Record Type: RIE
Publication Date: 1973
Pages: 60
Abstractor: N/A
Reference Count: 0
Words and Sounds in Early Language Acquisition: English Initial Consonants in the First Fifty Words. Papers and Reports on Child Language Development, No. 6.
Ferguson, Charles A.; Farwell, Carol B.
Language, v51 n2 Jun 1975
This paper reports on a study of two girls about one year of age, part of a longitudinal study of the development of consonants by children learning their first language. Data are compared with a third child whose progress has been previously documented. Phone classes were grouped and phone trees analyzed for each child. A high level of variability was found to exist in word forms, as some words were initially correct, while others changed as sound mastery developed. Great selectivity was noted as the child decided which word to produce. Jakobson's claim of a universal order of sound acquisition is partly supported by developmental similarity among the children, yet each exhibits individual differences in phoneme acquisition strategy and lexicon. Four key assumptions are made from this study: (1) that a phonic core of remembered lexical items and their articulations is the permanent foundation of an individual's phonology; (2) that a child imposes increasing phonological organization on his stock of articulations and lexical representations; (3) that phonological development parallels phonological awareness; and (4) that an adult's ability to pronounce his language is a stage in his phonological development that exhibits the same kind of structure that is assumed in the phonological development of a child. (CK)
Subscriptions Services, Linguistic Society of America, 428 East Preston Street, Baltimore, Maryland 21202
Publication Type: Reports - Research

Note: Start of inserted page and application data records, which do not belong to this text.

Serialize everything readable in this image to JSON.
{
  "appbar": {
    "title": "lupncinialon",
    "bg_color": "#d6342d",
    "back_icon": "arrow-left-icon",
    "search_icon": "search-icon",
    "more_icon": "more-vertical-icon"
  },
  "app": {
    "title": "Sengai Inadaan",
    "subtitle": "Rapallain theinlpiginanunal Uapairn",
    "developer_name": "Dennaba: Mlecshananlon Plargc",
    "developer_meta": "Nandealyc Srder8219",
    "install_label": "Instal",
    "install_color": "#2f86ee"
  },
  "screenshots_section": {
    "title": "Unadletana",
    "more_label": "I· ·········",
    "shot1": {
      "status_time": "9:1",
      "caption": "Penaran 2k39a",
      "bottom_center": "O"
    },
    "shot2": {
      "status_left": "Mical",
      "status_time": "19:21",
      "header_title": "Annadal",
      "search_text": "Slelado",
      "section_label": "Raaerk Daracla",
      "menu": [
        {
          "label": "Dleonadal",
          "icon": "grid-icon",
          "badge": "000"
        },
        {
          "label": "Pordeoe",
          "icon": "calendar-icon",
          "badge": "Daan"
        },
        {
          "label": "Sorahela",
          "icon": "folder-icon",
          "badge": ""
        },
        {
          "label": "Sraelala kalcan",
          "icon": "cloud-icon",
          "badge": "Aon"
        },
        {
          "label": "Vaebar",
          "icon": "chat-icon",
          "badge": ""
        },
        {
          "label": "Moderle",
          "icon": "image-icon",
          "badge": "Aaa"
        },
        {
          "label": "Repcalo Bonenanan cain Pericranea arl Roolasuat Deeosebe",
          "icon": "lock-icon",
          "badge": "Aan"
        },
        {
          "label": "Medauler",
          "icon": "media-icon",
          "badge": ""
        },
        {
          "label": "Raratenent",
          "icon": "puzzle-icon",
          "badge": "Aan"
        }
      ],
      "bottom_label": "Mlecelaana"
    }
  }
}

Education Level: N/A
Audience: N/A
Language: N/A
Sponsor: N/A
Authoring Institution: Stanford Univ., CA. Committee on Linguistics.